### RECORDED DATA
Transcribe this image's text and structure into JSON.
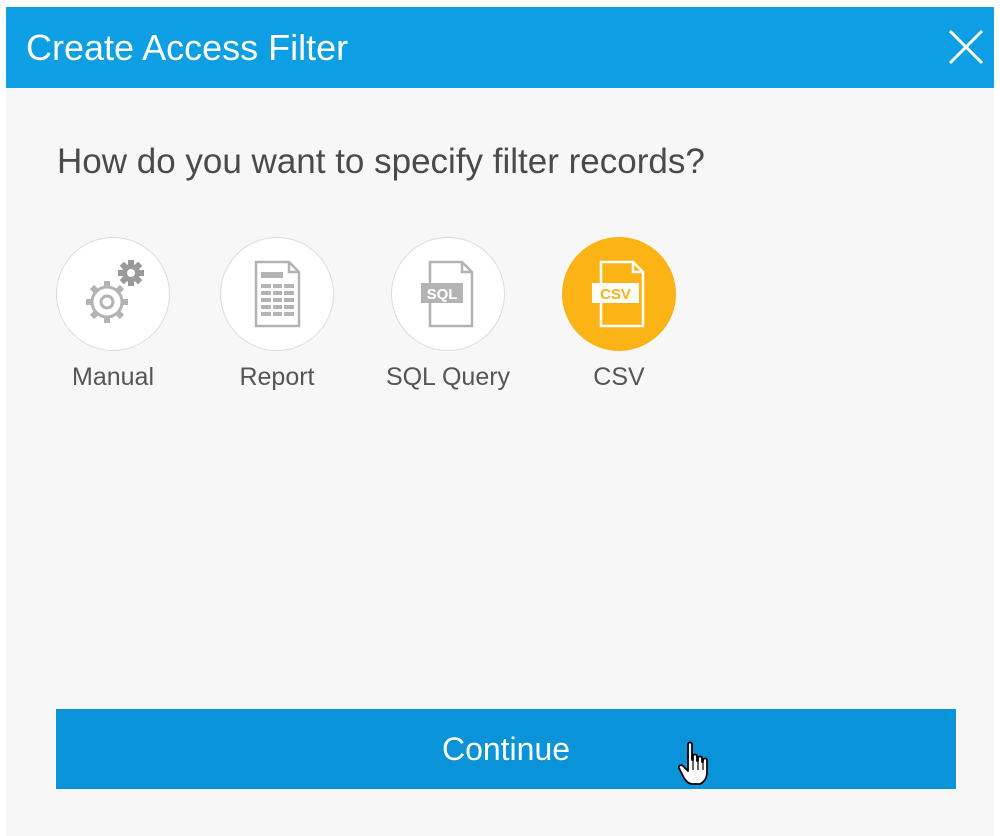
{
  "dialog": {
    "title": "Create Access Filter",
    "close_icon": "close-icon",
    "question": "How do you want to specify filter records?",
    "options": [
      {
        "label": "Manual",
        "icon": "gears-icon",
        "selected": false
      },
      {
        "label": "Report",
        "icon": "report-document-icon",
        "selected": false
      },
      {
        "label": "SQL Query",
        "icon": "sql-document-icon",
        "selected": false
      },
      {
        "label": "CSV",
        "icon": "csv-document-icon",
        "selected": true
      }
    ],
    "continue_label": "Continue",
    "sql_badge": "SQL",
    "csv_badge": "CSV"
  },
  "colors": {
    "header": "#0d9ee4",
    "button": "#0a93d9",
    "selected": "#fbb316",
    "background": "#f7f7f7"
  }
}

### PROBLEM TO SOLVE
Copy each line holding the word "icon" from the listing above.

### SOLUTION TO THIS EXERCISE
    "close_icon": "close-icon",
        "icon": "gears-icon",
        "icon": "report-document-icon",
        "icon": "sql-document-icon",
        "icon": "csv-document-icon",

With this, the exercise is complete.